The conquest of space seems to have always been at the heart of the motivations of great nations, such as the United States, Russia, China, and others. These countries are fortunate to have structures that work daily to manufacture aerospace products and equipment, facilitating this conquest. The aerospace company Airbus is, moreover, a European multinational considered to be one of the world's leading manufacturers of airliners. The aerospace products it markets would help meet both military and civil needs. It then signs a new contract with the intergovernmental space agency ESA for the design of a total of 6 modules.
Artemis is an American program of NASA that aims to take a crew of astronauts to the moon. The spacecraft designed to carry the passengers of this crew beyond Earth orbit is called Orion. It is planned that this spacecraft will host three new European ESM service modules following the signing of a contract with Airbus, a European multinational.
A continuity of the Artemis programme can then be envisaged through the design of these additional modules to those already under way, as indicated by the European Space Agency.

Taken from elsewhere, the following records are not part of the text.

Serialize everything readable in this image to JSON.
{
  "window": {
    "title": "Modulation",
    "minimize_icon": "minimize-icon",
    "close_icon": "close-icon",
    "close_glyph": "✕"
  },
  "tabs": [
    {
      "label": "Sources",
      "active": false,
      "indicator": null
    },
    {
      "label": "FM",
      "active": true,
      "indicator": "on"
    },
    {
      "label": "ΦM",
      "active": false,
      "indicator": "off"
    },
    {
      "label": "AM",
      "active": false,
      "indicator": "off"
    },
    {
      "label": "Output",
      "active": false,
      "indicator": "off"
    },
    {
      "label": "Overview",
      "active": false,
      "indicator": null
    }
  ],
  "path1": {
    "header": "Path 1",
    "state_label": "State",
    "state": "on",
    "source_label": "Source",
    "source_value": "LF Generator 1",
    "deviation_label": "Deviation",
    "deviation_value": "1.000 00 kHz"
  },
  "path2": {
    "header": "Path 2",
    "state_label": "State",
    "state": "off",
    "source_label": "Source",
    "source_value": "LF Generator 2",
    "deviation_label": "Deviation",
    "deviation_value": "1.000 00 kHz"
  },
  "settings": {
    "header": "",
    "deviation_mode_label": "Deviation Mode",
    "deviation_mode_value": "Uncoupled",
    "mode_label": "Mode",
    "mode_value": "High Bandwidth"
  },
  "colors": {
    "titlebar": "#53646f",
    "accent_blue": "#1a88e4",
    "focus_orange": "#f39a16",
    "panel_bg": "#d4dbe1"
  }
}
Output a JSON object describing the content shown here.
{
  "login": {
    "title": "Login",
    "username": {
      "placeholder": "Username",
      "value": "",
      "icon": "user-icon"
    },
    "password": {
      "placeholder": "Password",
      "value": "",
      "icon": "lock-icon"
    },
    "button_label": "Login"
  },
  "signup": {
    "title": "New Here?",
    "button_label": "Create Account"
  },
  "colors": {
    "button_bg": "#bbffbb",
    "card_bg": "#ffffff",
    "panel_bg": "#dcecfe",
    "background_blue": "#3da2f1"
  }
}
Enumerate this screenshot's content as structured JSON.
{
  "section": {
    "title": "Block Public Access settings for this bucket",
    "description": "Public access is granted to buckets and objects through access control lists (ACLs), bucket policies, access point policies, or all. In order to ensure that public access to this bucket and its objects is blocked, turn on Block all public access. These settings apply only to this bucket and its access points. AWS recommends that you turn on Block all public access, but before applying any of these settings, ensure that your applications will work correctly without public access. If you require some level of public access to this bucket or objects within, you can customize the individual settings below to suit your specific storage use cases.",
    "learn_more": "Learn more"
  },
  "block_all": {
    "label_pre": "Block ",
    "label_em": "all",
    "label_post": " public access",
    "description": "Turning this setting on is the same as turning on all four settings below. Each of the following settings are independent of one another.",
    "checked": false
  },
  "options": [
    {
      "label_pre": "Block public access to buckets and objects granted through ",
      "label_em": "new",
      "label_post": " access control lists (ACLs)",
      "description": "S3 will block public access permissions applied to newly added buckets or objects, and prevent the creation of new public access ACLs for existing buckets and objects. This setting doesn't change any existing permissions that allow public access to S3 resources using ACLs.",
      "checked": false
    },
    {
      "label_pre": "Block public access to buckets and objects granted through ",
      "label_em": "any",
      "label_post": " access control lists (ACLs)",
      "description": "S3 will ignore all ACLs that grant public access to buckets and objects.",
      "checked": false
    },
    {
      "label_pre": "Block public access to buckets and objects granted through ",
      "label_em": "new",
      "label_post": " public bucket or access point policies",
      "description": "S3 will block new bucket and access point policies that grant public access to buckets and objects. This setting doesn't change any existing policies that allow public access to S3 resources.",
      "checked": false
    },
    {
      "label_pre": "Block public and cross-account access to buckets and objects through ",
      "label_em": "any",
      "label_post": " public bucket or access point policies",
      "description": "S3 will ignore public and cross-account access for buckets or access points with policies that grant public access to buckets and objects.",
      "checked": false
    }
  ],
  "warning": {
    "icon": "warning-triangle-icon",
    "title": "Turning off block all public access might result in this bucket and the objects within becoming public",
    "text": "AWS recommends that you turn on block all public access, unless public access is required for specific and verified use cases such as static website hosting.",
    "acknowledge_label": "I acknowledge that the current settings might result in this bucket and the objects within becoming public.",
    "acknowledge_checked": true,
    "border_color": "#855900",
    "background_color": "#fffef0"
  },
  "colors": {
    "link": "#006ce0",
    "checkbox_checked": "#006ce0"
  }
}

The new space vehicle would be more likely to take astronauts to the moon thanks to a better propulsion system once the new modules are available.
According to the giant company Aribus, they will also condition the astronauts' quality of life as best as possible by providing the crew with elements such as water and oxygen during the mission period. The goal is to create a lasting presence around the moon and better exploration of the solar system, so that humanity can truly conquer space.
Airbus's place in space exploration is unprecedented. Indeed, the construction of these 6 modules allows to reveal the best brains of the space conquest sector working at the heart of the Airbus company and thus to strengthen partnerships with Europe.
As for the service module proposed by the giant European company, it is cylindrical in shape with a diameter and height measuring approximately 4 metres. Large solar panels, measuring 19 metres when deployed, are also integrated into it and would help produce the amount of energy needed to power two homes. The service module could also hold 8.6 tonnes of fuel to power the main engine, as well as 32 small thrusters.
Finally, a first test flight without an Orion crew, with one of the European service modules, would be filling up at the U.S. Kennedy Space Center. It is called Artemis I and its take-off would be in sight, for this year at the latest. The first astronauts will circumnavigate the moon as agreed for the second mission, Artemis II, and then return to Earth after a few years.